The optimum application time for preemergence herbicides is dependent upon a grower's management skills, environmental conditions, and properties of the herbicide used. In an ideal situation, all herbicides would be applied at the optimum time for performance. However, due to time constraints at planting, many applications are made for convenience reasons rather than for performance.
In systems where tillage is used to prepare a seedbed and the grower is willing to rotary hoe when needed, applications made shortly before or after planting will provide the most consistent control. Final seedbed preparation, planting, and herbicide application must be completed in a relatively narrow time frame (2 or 3 days) for optimum performance.
In systems that growers are unable or unwilling to supplement preemergence herbicides with rotary hoeing, more consistent control can be achieved by applying the herbicide from 1 to 3 weeks ahead of planting. This approach usually allows the herbicide to be applied prior to peak emergence periods for major weeds, thereby reducing dependency on timely rain. If tillage is used following application for seedbed preparation, operate the tool as shallow as possible while maintaining uniform mixing of the soil.
The benefits of early applications generally occur in the 2 to 3 weeks prior to planting. Applications made earlier than this should be viewed primarily for convenience rather than for performance. The level of risk associated with early applications is dependent largely upon weather conditions. If planting or crop development is delayed due to weather, fields where herbicides were applied in early April will be more prone to late-season weed escapes than fields where herbicides were applied closer to planting.

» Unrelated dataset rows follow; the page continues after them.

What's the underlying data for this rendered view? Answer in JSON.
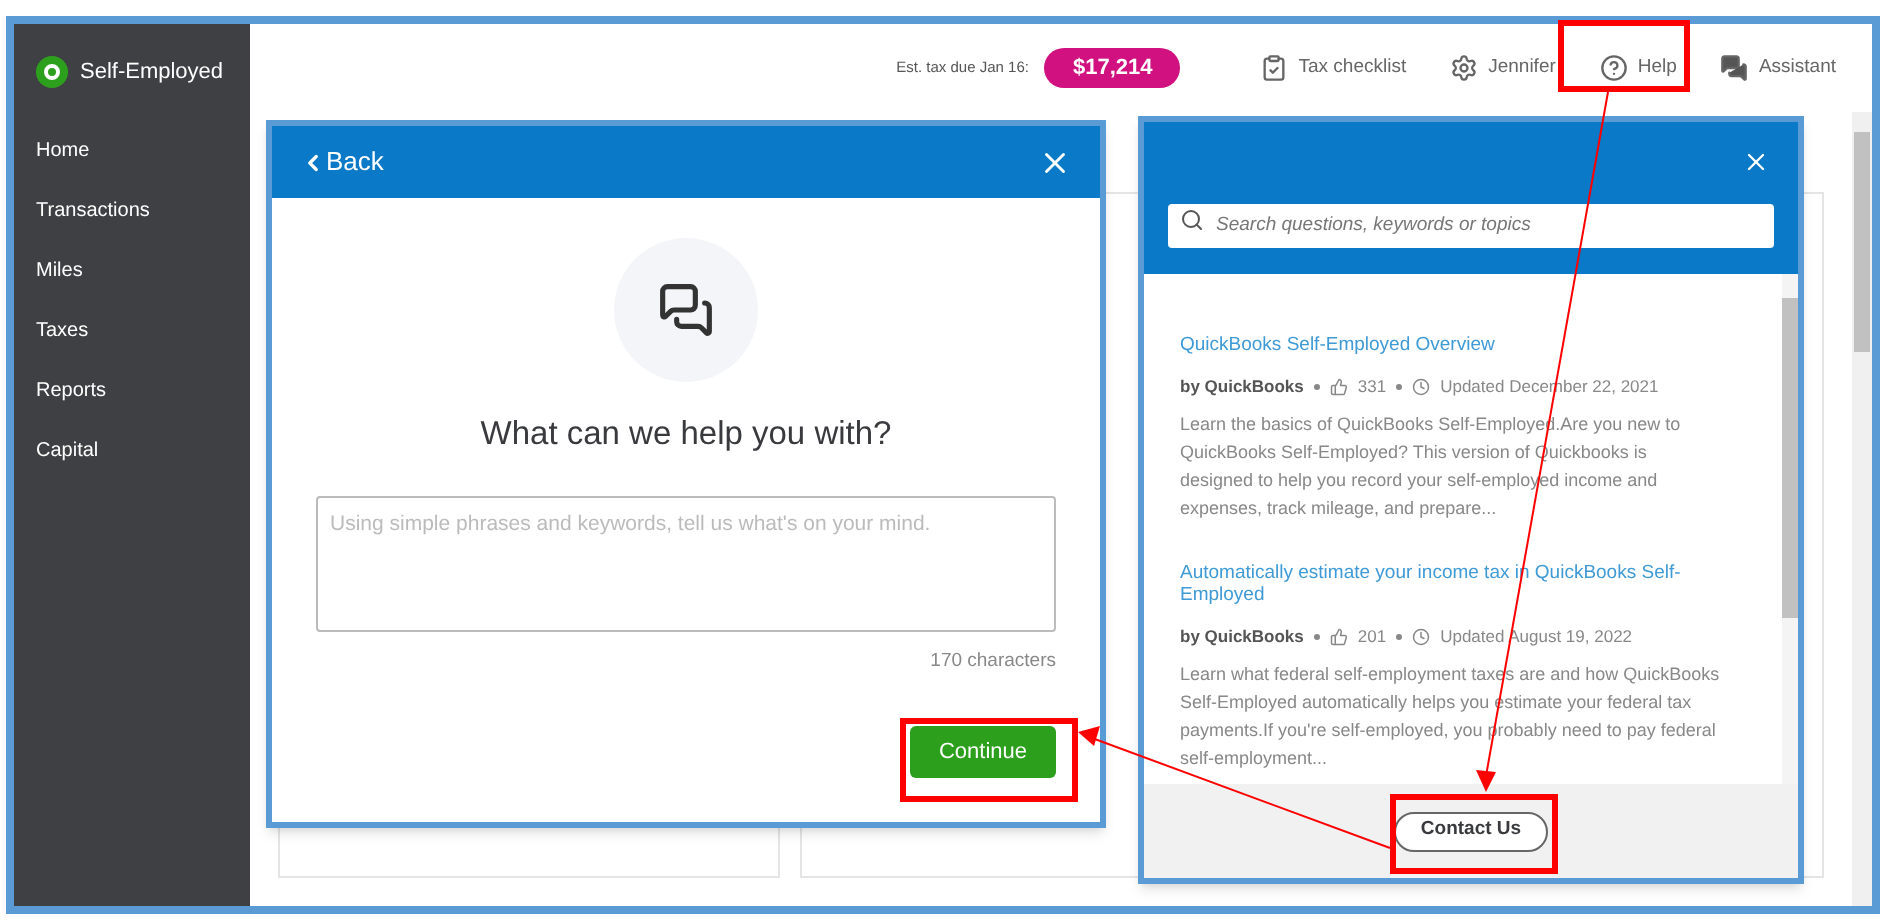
{
  "sidebar": {
    "brand": "Self-Employed",
    "items": [
      {
        "label": "Home"
      },
      {
        "label": "Transactions"
      },
      {
        "label": "Miles"
      },
      {
        "label": "Taxes"
      },
      {
        "label": "Reports"
      },
      {
        "label": "Capital"
      }
    ]
  },
  "header": {
    "tax_label": "Est. tax due Jan 16:",
    "tax_amount": "$17,214",
    "items": [
      {
        "label": "Tax checklist",
        "kind": "checklist"
      },
      {
        "label": "Jennifer",
        "kind": "settings"
      },
      {
        "label": "Help",
        "kind": "help"
      },
      {
        "label": "Assistant",
        "kind": "assistant"
      }
    ]
  },
  "contact_dialog": {
    "back": "Back",
    "title": "What can we help you with?",
    "placeholder": "Using simple phrases and keywords, tell us what's on your mind.",
    "counter": "170 characters",
    "continue": "Continue"
  },
  "help_panel": {
    "search_placeholder": "Search questions, keywords or topics",
    "articles": [
      {
        "title": "QuickBooks Self-Employed Overview",
        "author": "by QuickBooks",
        "likes": "331",
        "updated": "Updated December 22, 2021",
        "summary": "Learn the basics of QuickBooks Self-Employed.Are you new to QuickBooks Self-Employed? This version of Quickbooks is designed to help you record your self-employed income and expenses, track mileage, and prepare..."
      },
      {
        "title": "Automatically estimate your income tax in QuickBooks Self-Employed",
        "author": "by QuickBooks",
        "likes": "201",
        "updated": "Updated August 19, 2022",
        "summary": "Learn what federal self-employment taxes are and how QuickBooks Self-Employed automatically helps you estimate your federal tax payments.If you're self-employed, you probably need to pay federal self-employment..."
      }
    ],
    "contact": "Contact Us"
  }
}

This article originally appeared on pages 29-30 of the IC-482 (4) -- April 5, 1999 issue.